Exercise directions: Read the records beneath this task and copy every line that contains the string "screenshot".

App and web page records:
○ ○ ○ ○
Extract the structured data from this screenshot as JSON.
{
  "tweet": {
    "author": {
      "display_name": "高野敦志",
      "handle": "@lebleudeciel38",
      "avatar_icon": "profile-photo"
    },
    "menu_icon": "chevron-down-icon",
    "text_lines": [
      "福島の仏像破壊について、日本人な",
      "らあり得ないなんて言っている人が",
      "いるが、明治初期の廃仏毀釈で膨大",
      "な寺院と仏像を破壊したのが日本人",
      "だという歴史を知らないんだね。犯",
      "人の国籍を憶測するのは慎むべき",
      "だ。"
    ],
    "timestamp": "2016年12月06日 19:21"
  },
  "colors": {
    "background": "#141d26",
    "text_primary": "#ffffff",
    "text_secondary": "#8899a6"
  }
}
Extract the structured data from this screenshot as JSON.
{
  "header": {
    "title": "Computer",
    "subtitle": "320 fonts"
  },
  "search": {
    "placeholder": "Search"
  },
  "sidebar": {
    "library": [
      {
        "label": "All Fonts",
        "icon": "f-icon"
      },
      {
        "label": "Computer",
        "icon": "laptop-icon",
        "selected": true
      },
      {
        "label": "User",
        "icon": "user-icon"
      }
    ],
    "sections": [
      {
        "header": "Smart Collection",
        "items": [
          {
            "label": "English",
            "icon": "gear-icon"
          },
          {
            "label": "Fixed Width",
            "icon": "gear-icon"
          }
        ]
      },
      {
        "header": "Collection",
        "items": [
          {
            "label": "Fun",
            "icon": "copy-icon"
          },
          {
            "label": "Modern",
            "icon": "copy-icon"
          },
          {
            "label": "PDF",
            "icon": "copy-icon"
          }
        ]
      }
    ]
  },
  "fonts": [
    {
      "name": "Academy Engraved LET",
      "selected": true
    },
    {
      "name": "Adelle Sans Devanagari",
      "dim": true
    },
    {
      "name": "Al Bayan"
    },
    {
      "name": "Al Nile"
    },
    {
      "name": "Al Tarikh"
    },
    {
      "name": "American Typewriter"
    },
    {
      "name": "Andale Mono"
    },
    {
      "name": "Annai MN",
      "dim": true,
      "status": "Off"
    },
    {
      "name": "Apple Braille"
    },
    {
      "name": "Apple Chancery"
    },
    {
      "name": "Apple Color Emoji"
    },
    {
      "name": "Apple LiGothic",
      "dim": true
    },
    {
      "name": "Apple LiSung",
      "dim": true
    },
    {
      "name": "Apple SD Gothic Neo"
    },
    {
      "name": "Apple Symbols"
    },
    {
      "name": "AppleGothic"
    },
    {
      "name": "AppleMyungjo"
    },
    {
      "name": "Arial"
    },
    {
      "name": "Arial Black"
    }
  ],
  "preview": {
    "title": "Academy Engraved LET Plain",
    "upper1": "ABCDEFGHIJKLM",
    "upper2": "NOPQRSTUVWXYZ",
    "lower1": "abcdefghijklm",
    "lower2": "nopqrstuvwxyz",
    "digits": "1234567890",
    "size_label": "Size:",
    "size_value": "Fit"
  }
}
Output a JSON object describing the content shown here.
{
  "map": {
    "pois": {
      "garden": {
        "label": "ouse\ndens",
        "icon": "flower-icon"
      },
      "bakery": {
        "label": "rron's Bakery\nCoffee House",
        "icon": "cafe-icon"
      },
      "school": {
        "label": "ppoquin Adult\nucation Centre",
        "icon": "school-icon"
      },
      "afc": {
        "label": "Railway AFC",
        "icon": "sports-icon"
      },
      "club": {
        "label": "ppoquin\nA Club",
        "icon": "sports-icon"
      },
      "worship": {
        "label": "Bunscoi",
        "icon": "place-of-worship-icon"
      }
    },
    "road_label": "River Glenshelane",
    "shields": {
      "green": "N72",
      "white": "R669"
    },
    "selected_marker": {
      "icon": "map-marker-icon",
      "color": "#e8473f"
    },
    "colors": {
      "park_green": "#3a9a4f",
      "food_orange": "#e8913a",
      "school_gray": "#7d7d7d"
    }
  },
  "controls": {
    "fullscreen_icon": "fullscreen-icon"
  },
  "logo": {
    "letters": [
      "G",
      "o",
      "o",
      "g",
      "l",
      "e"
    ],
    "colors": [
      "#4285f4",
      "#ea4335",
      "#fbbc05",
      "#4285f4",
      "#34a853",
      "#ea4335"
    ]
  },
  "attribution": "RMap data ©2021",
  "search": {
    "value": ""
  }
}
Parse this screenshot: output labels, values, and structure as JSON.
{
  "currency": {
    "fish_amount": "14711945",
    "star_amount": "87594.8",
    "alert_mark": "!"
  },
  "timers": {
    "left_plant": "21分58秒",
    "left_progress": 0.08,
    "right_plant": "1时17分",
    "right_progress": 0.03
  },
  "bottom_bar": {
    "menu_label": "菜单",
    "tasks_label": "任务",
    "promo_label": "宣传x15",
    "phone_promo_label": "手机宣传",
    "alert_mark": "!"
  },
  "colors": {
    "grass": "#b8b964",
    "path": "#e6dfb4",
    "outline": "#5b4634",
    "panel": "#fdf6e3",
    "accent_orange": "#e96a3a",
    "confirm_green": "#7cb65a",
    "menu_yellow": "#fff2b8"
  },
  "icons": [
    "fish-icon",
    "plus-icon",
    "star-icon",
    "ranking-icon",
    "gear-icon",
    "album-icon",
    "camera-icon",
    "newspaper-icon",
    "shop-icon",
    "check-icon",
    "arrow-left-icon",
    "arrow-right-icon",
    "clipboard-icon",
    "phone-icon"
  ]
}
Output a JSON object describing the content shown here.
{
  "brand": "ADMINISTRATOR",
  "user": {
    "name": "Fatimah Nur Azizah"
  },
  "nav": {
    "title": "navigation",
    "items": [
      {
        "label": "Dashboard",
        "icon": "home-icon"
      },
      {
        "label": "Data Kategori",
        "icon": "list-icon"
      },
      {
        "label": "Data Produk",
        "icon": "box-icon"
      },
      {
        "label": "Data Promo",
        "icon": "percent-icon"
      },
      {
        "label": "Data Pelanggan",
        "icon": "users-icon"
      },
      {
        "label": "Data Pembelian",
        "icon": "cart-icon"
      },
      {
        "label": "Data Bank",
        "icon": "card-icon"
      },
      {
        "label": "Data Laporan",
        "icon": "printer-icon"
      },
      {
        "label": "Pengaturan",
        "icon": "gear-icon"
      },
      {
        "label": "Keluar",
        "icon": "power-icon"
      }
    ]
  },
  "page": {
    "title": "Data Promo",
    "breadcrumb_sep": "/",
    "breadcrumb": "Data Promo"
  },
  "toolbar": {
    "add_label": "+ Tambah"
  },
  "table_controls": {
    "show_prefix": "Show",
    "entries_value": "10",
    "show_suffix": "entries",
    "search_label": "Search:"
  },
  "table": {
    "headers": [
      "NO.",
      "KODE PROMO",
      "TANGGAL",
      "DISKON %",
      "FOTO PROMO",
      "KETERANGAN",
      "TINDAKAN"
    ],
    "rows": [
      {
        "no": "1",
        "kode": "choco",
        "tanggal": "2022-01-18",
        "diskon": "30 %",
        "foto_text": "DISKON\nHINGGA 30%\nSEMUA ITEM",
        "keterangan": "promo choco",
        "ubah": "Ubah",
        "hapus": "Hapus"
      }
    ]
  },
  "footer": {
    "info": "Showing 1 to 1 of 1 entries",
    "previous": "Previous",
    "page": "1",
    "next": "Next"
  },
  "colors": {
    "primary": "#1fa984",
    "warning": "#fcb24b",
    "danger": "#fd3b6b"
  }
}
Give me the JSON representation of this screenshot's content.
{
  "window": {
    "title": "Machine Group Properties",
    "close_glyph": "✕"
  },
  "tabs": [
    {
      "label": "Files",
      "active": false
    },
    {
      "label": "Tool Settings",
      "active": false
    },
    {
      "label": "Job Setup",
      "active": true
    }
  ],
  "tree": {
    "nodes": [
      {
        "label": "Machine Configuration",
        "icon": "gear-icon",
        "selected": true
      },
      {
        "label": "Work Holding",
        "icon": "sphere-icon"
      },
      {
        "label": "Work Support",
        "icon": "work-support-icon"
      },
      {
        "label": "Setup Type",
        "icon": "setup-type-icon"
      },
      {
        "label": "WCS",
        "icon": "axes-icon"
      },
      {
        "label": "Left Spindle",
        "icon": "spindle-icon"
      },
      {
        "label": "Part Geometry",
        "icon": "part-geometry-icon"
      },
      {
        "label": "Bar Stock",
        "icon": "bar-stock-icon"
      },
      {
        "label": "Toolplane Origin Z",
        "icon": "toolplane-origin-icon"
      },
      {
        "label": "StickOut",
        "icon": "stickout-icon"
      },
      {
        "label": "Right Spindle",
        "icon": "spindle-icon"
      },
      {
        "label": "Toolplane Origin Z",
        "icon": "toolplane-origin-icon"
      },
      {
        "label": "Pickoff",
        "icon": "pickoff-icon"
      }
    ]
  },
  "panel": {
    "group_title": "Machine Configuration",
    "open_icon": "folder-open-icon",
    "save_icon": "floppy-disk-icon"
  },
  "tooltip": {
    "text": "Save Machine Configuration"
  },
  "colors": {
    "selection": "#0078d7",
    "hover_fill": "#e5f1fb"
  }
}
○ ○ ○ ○
Expected output:
Extract the structured data from this screenshot as JSON.
Extract the structured data from this screenshot as JSON.
Parse this screenshot: output labels, values, and structure as JSON.
Give me the JSON representation of this screenshot's content.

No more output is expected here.